** Opening Supplied records block **

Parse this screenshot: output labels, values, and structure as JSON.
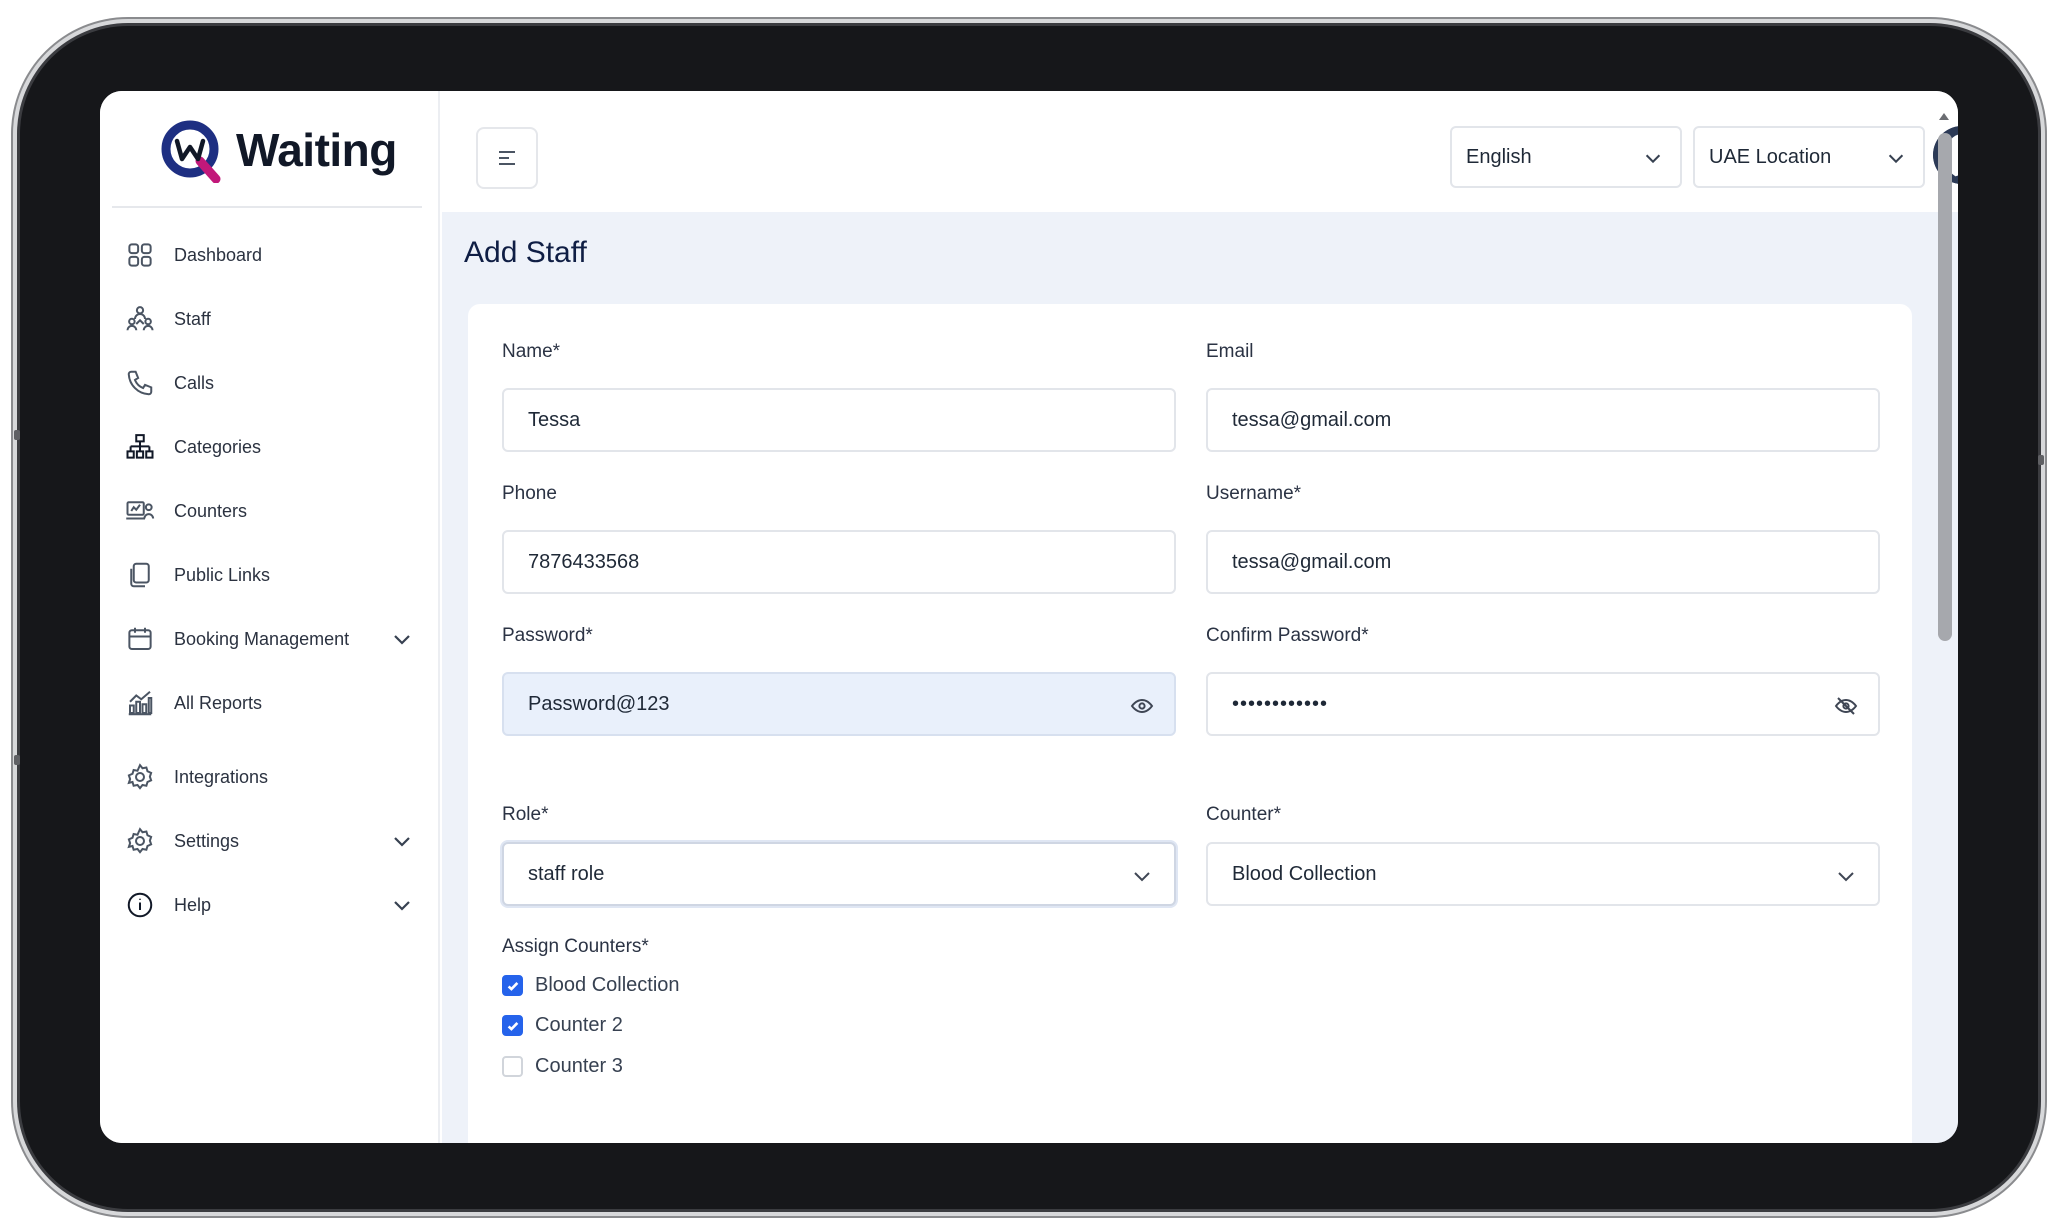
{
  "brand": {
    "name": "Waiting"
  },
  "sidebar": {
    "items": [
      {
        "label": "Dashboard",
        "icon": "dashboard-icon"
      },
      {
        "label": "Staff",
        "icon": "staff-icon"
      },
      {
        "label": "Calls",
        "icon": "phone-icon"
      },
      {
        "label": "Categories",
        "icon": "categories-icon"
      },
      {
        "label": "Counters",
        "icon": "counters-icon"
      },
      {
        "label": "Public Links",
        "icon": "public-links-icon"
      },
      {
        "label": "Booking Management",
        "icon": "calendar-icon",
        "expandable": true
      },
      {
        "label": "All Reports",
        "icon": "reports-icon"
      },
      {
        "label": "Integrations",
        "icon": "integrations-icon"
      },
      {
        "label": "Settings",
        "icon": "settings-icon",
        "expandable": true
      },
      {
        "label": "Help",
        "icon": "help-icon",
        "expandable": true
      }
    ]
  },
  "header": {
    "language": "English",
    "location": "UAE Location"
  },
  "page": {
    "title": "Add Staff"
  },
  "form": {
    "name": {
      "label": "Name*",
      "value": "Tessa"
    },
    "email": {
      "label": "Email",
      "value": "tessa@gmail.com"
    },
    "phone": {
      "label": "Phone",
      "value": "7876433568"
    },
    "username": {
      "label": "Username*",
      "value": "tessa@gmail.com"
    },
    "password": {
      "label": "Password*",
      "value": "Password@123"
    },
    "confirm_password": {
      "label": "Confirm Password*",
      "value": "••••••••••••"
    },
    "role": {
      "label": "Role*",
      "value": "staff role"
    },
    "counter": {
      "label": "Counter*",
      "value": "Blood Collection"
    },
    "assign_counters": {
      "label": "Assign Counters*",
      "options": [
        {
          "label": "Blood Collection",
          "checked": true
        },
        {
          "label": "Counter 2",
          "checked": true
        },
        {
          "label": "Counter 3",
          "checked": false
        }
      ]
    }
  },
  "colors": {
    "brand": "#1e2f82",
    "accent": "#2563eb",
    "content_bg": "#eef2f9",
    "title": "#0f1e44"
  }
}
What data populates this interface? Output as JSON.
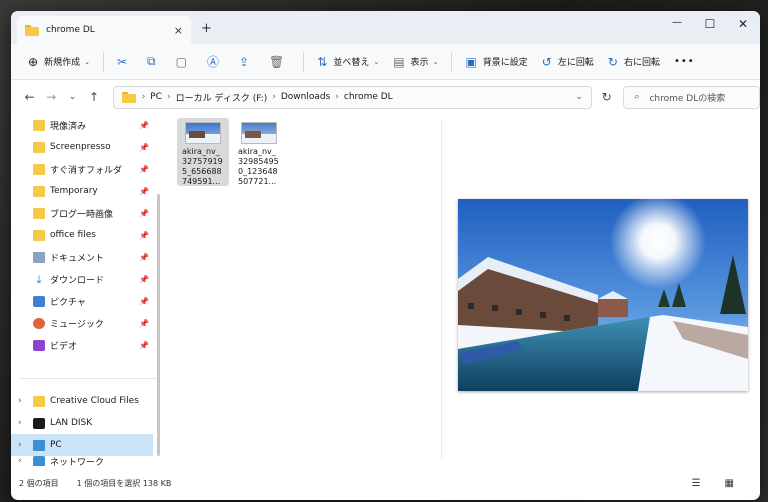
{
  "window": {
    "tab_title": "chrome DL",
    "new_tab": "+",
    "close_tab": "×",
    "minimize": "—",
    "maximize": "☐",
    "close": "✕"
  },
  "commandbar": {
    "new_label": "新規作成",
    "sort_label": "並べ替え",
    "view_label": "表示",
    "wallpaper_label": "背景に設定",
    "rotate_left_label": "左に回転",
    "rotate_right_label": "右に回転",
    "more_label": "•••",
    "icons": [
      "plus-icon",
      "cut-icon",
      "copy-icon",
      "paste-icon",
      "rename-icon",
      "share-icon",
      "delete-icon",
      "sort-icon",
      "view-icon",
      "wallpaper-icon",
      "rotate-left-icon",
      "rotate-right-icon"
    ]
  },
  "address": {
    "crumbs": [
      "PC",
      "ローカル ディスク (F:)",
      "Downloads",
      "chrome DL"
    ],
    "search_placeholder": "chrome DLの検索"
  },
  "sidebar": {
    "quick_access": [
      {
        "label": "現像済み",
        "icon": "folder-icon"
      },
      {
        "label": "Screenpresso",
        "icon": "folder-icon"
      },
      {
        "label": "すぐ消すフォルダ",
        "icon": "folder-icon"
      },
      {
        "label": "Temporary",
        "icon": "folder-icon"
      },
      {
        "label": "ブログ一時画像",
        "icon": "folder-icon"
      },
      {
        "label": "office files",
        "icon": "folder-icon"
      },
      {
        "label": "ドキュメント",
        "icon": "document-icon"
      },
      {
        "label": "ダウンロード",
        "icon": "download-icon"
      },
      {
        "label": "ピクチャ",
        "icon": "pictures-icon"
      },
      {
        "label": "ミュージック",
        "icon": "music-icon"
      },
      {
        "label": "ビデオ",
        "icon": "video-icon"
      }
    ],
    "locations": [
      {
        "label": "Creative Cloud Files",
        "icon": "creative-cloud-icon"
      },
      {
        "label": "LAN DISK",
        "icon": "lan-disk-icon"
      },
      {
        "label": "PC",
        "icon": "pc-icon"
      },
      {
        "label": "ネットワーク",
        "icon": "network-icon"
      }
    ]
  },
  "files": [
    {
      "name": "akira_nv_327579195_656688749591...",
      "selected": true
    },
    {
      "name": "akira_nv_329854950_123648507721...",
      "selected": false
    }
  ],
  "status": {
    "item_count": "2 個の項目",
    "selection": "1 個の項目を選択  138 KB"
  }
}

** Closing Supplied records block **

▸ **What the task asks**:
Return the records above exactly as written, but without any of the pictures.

▸ **Written response**:
Parse this screenshot: output labels, values, and structure as JSON.
{
  "brand": {
    "name": "Waiting"
  },
  "sidebar": {
    "items": [
      {
        "label": "Dashboard",
        "icon": "dashboard-icon"
      },
      {
        "label": "Staff",
        "icon": "staff-icon"
      },
      {
        "label": "Calls",
        "icon": "phone-icon"
      },
      {
        "label": "Categories",
        "icon": "categories-icon"
      },
      {
        "label": "Counters",
        "icon": "counters-icon"
      },
      {
        "label": "Public Links",
        "icon": "public-links-icon"
      },
      {
        "label": "Booking Management",
        "icon": "calendar-icon",
        "expandable": true
      },
      {
        "label": "All Reports",
        "icon": "reports-icon"
      },
      {
        "label": "Integrations",
        "icon": "integrations-icon"
      },
      {
        "label": "Settings",
        "icon": "settings-icon",
        "expandable": true
      },
      {
        "label": "Help",
        "icon": "help-icon",
        "expandable": true
      }
    ]
  },
  "header": {
    "language": "English",
    "location": "UAE Location"
  },
  "page": {
    "title": "Add Staff"
  },
  "form": {
    "name": {
      "label": "Name*",
      "value": "Tessa"
    },
    "email": {
      "label": "Email",
      "value": "tessa@gmail.com"
    },
    "phone": {
      "label": "Phone",
      "value": "7876433568"
    },
    "username": {
      "label": "Username*",
      "value": "tessa@gmail.com"
    },
    "password": {
      "label": "Password*",
      "value": "Password@123"
    },
    "confirm_password": {
      "label": "Confirm Password*",
      "value": "••••••••••••"
    },
    "role": {
      "label": "Role*",
      "value": "staff role"
    },
    "counter": {
      "label": "Counter*",
      "value": "Blood Collection"
    },
    "assign_counters": {
      "label": "Assign Counters*",
      "options": [
        {
          "label": "Blood Collection",
          "checked": true
        },
        {
          "label": "Counter 2",
          "checked": true
        },
        {
          "label": "Counter 3",
          "checked": false
        }
      ]
    }
  },
  "colors": {
    "brand": "#1e2f82",
    "accent": "#2563eb",
    "content_bg": "#eef2f9",
    "title": "#0f1e44"
  }
}
What data populates this interface? Output as JSON.
{
  "window": {
    "tab_title": "chrome DL",
    "new_tab": "+",
    "close_tab": "×",
    "minimize": "—",
    "maximize": "☐",
    "close": "✕"
  },
  "commandbar": {
    "new_label": "新規作成",
    "sort_label": "並べ替え",
    "view_label": "表示",
    "wallpaper_label": "背景に設定",
    "rotate_left_label": "左に回転",
    "rotate_right_label": "右に回転",
    "more_label": "•••",
    "icons": [
      "plus-icon",
      "cut-icon",
      "copy-icon",
      "paste-icon",
      "rename-icon",
      "share-icon",
      "delete-icon",
      "sort-icon",
      "view-icon",
      "wallpaper-icon",
      "rotate-left-icon",
      "rotate-right-icon"
    ]
  },
  "address": {
    "crumbs": [
      "PC",
      "ローカル ディスク (F:)",
      "Downloads",
      "chrome DL"
    ],
    "search_placeholder": "chrome DLの検索"
  },
  "sidebar": {
    "quick_access": [
      {
        "label": "現像済み",
        "icon": "folder-icon"
      },
      {
        "label": "Screenpresso",
        "icon": "folder-icon"
      },
      {
        "label": "すぐ消すフォルダ",
        "icon": "folder-icon"
      },
      {
        "label": "Temporary",
        "icon": "folder-icon"
      },
      {
        "label": "ブログ一時画像",
        "icon": "folder-icon"
      },
      {
        "label": "office files",
        "icon": "folder-icon"
      },
      {
        "label": "ドキュメント",
        "icon": "document-icon"
      },
      {
        "label": "ダウンロード",
        "icon": "download-icon"
      },
      {
        "label": "ピクチャ",
        "icon": "pictures-icon"
      },
      {
        "label": "ミュージック",
        "icon": "music-icon"
      },
      {
        "label": "ビデオ",
        "icon": "video-icon"
      }
    ],
    "locations": [
      {
        "label": "Creative Cloud Files",
        "icon": "creative-cloud-icon"
      },
      {
        "label": "LAN DISK",
        "icon": "lan-disk-icon"
      },
      {
        "label": "PC",
        "icon": "pc-icon"
      },
      {
        "label": "ネットワーク",
        "icon": "network-icon"
      }
    ]
  },
  "files": [
    {
      "name": "akira_nv_327579195_656688749591...",
      "selected": true
    },
    {
      "name": "akira_nv_329854950_123648507721...",
      "selected": false
    }
  ],
  "status": {
    "item_count": "2 個の項目",
    "selection": "1 個の項目を選択  138 KB"
  }
}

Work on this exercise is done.